NOTE: Remediation of this vulnerability by patching to a specific version indicated may not be sufficient to secure the product against further vulnerabilities discovered in later versions, subsequent to the publication of this guidance. Unless contra-indicated, customers are therefore advised to always upgrade to the latest version of the product available.


Temporary Mitigation & Workarounds:

Download https://www.microsoft.com/en-us/download/details.aspx?id=36036 Mitigating Pass the Hash (PtH) Attacks and Other Credential Theft, Version 1 and 2]]. This document discusses Pass-the-Hash (PtH) attacks against the Windows operating systems and provides holistic planning strategies that, when combined with the Windows security features, will provide a more effective defense against pass-the-hash attacks.
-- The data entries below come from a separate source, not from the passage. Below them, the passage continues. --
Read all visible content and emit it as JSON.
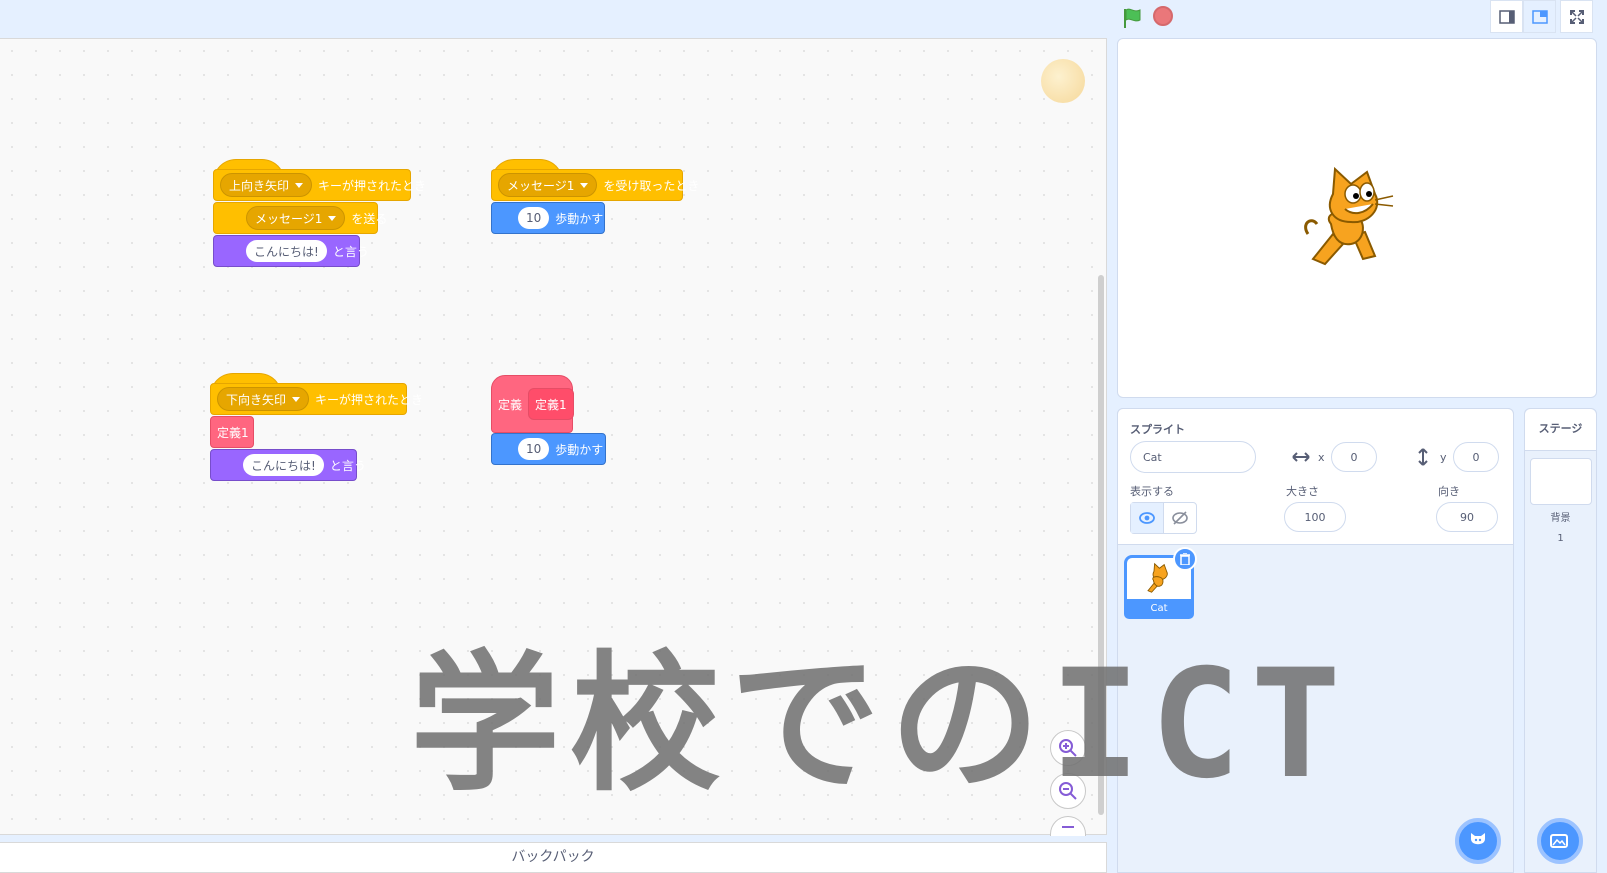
{
  "topbar": {
    "green_flag_icon": "green-flag-icon",
    "stop_icon": "stop-sign-icon",
    "layout_buttons": [
      "small-stage-icon",
      "normal-stage-icon",
      "fullscreen-icon"
    ]
  },
  "scripts": {
    "s1": {
      "key": "上向き矢印",
      "hat_text": "キーが押されたとき",
      "msg": "メッセージ1",
      "send_text": "を送る",
      "say_value": "こんにちは!",
      "say_text": "と言う"
    },
    "s2": {
      "msg": "メッセージ1",
      "receive_text": "を受け取ったとき",
      "steps": "10",
      "move_text": "歩動かす"
    },
    "s3": {
      "key": "下向き矢印",
      "hat_text": "キーが押されたとき",
      "call": "定義1",
      "say_value": "こんにちは!",
      "say_text": "と言う"
    },
    "s4": {
      "define_label": "定義",
      "define_name": "定義1",
      "steps": "10",
      "move_text": "歩動かす"
    }
  },
  "backpack": {
    "label": "バックパック"
  },
  "sprite_info": {
    "title": "スプライト",
    "name": "Cat",
    "x_label": "x",
    "x_value": "0",
    "y_label": "y",
    "y_value": "0",
    "show_label": "表示する",
    "size_label": "大きさ",
    "size_value": "100",
    "direction_label": "向き",
    "direction_value": "90"
  },
  "sprite_list": [
    {
      "name": "Cat",
      "selected": true
    }
  ],
  "stage_pane": {
    "title": "ステージ",
    "backdrop_label": "背景",
    "backdrop_count": "1"
  },
  "watermark": "学校でのICT",
  "colors": {
    "events": "#ffbf00",
    "motion": "#4c97ff",
    "looks": "#9966ff",
    "procedures": "#ff6680"
  }
}
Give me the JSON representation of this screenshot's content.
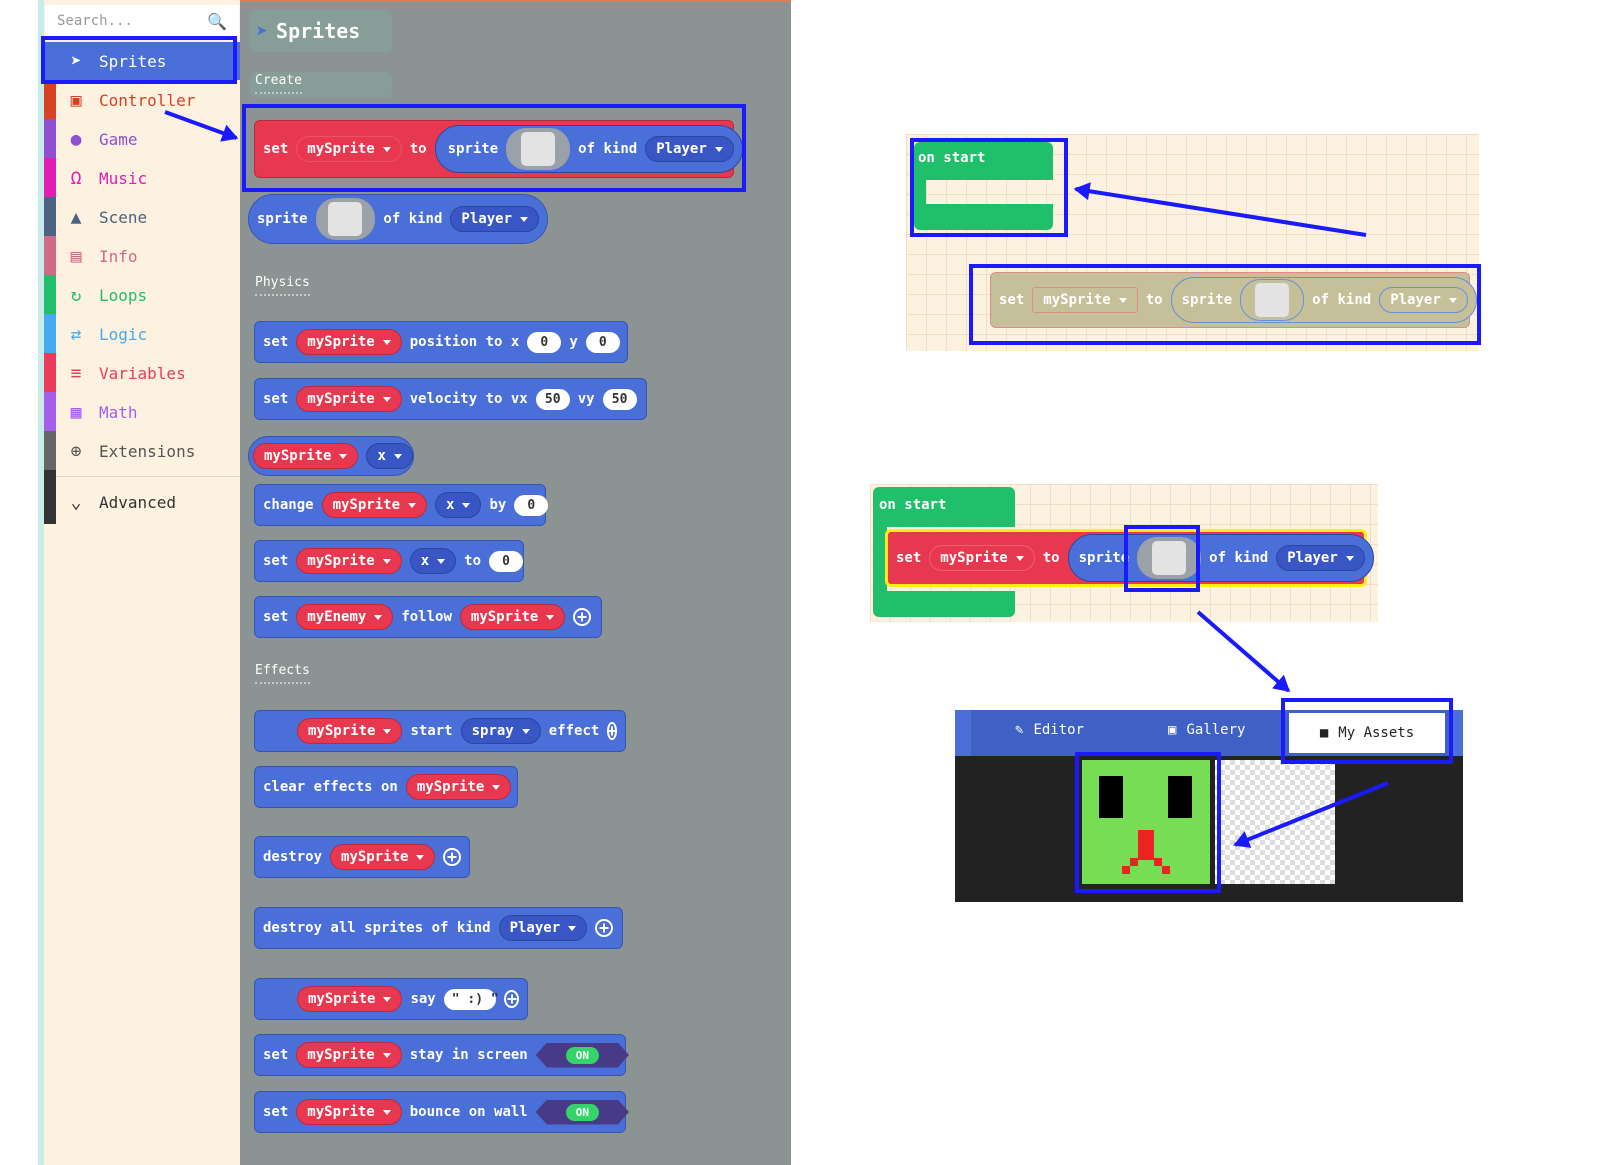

NOTE: Caution should always be taken in applying any temporary mitigations listed. Mitigations are only recommended in cases where patches to remediate the vulnerability are not available, or cannot safely be applied to a given environment immediately. A given mitigation may not in all cases be recommended officially by the application vendor. The viability of any given temporary mitigation measure may vary, depending on server platform and existing configuration. Mitigations listed may incompletely remediate any given vulnerability. Configuration changes to implement listed mitigations may impact/disrupt required functionality within a given customer application. Care should therefore be taken to carefully analyse any listed mitigations for appropriateness to a given environment. Customers are advised to test any configuration changes prior to their being introduced into a production environment.




Category: Privilege Escalation


About AppCheck

AppCheck is a software security vendor based in the UK, offering a leading security scanning platform that automates the discovery of security flaws within organisations websites, applications, network, and cloud infrastructure. AppCheck are authorized by the Common Vulnerabilities and Exposures (CVE) Program as a CVE Numbering Authority (CNA).

Get started with Appcheck

No software to download or install.

Contact us or call us 0113 887 8380

Start your free trial

Your details
IP Addresses

Get in touch

Please enable JavaScript in your browser to complete this form.